> _Work order_: All records are to be retyped faithfully and completely.

> _Source data_:

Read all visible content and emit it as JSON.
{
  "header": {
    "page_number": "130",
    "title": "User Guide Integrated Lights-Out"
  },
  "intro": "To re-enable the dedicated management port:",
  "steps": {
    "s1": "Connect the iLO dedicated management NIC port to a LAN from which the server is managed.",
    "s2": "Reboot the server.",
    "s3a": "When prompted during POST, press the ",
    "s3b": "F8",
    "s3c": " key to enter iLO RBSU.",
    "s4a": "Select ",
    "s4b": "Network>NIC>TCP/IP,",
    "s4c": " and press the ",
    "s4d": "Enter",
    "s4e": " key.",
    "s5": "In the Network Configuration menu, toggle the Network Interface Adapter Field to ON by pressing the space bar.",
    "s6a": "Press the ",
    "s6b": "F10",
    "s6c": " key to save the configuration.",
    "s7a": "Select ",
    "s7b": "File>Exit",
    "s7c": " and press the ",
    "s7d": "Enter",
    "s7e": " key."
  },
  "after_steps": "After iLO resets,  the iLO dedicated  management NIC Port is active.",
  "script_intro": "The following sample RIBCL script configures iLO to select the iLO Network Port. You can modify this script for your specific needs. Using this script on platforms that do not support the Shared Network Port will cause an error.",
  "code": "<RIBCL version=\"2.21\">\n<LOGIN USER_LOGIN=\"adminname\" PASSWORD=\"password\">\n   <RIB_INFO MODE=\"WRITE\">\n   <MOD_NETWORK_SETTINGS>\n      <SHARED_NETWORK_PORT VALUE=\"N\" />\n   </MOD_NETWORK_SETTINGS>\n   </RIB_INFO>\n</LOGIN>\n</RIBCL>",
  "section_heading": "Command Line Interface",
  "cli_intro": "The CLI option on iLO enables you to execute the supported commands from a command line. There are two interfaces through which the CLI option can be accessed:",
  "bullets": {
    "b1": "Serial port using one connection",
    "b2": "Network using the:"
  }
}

> _Answer box_:
Read all visible content and emit it as JSON.
{
  "header": {
    "page_number": "130",
    "title": "User Guide Integrated Lights-Out"
  },
  "intro": "To re-enable the dedicated management port:",
  "steps": {
    "s1": "Connect the iLO dedicated management NIC port to a LAN from which the server is managed.",
    "s2": "Reboot the server.",
    "s3a": "When prompted during POST, press the ",
    "s3b": "F8",
    "s3c": " key to enter iLO RBSU.",
    "s4a": "Select ",
    "s4b": "Network>NIC>TCP/IP,",
    "s4c": " and press the ",
    "s4d": "Enter",
    "s4e": " key.",
    "s5": "In the Network Configuration menu, toggle the Network Interface Adapter Field to ON by pressing the space bar.",
    "s6a": "Press the ",
    "s6b": "F10",
    "s6c": " key to save the configuration.",
    "s7a": "Select ",
    "s7b": "File>Exit",
    "s7c": " and press the ",
    "s7d": "Enter",
    "s7e": " key."
  },
  "after_steps": "After iLO resets,  the iLO dedicated  management NIC Port is active.",
  "script_intro": "The following sample RIBCL script configures iLO to select the iLO Network Port. You can modify this script for your specific needs. Using this script on platforms that do not support the Shared Network Port will cause an error.",
  "code": "<RIBCL version=\"2.21\">\n<LOGIN USER_LOGIN=\"adminname\" PASSWORD=\"password\">\n   <RIB_INFO MODE=\"WRITE\">\n   <MOD_NETWORK_SETTINGS>\n      <SHARED_NETWORK_PORT VALUE=\"N\" />\n   </MOD_NETWORK_SETTINGS>\n   </RIB_INFO>\n</LOGIN>\n</RIBCL>",
  "section_heading": "Command Line Interface",
  "cli_intro": "The CLI option on iLO enables you to execute the supported commands from a command line. There are two interfaces through which the CLI option can be accessed:",
  "bullets": {
    "b1": "Serial port using one connection",
    "b2": "Network using the:"
  }
}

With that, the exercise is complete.